- [What is needed]
The full text of the records below, minus any pictures, should be given back word for word.
START Records provided
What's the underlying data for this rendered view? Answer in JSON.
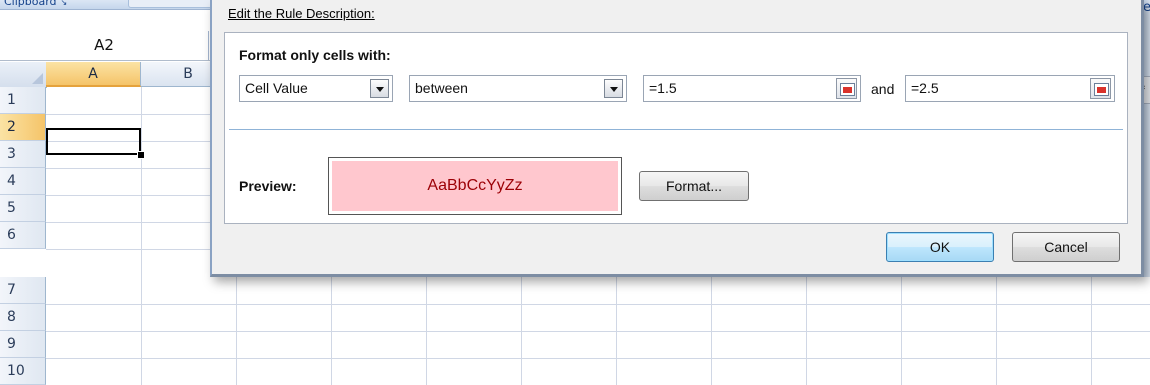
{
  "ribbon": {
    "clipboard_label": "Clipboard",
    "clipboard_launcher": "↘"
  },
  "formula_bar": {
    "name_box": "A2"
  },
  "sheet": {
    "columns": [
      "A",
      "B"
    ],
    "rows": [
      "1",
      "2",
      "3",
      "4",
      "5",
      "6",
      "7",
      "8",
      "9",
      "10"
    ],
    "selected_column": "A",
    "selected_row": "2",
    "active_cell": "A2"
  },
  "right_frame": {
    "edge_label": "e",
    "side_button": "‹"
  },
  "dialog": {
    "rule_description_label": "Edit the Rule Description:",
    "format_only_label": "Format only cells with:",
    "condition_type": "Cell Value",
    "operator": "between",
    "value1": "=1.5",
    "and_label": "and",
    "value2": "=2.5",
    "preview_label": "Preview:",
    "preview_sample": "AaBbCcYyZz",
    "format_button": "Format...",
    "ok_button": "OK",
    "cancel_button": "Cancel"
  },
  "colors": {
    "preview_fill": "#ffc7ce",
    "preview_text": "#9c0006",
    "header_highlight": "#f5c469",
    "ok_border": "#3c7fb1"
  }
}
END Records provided
- [Task solution]
What's the underlying data for this rendered view? Answer in JSON.
{
  "ribbon": {
    "clipboard_label": "Clipboard",
    "clipboard_launcher": "↘"
  },
  "formula_bar": {
    "name_box": "A2"
  },
  "sheet": {
    "columns": [
      "A",
      "B"
    ],
    "rows": [
      "1",
      "2",
      "3",
      "4",
      "5",
      "6",
      "7",
      "8",
      "9",
      "10"
    ],
    "selected_column": "A",
    "selected_row": "2",
    "active_cell": "A2"
  },
  "right_frame": {
    "edge_label": "e",
    "side_button": "‹"
  },
  "dialog": {
    "rule_description_label": "Edit the Rule Description:",
    "format_only_label": "Format only cells with:",
    "condition_type": "Cell Value",
    "operator": "between",
    "value1": "=1.5",
    "and_label": "and",
    "value2": "=2.5",
    "preview_label": "Preview:",
    "preview_sample": "AaBbCcYyZz",
    "format_button": "Format...",
    "ok_button": "OK",
    "cancel_button": "Cancel"
  },
  "colors": {
    "preview_fill": "#ffc7ce",
    "preview_text": "#9c0006",
    "header_highlight": "#f5c469",
    "ok_border": "#3c7fb1"
  }
}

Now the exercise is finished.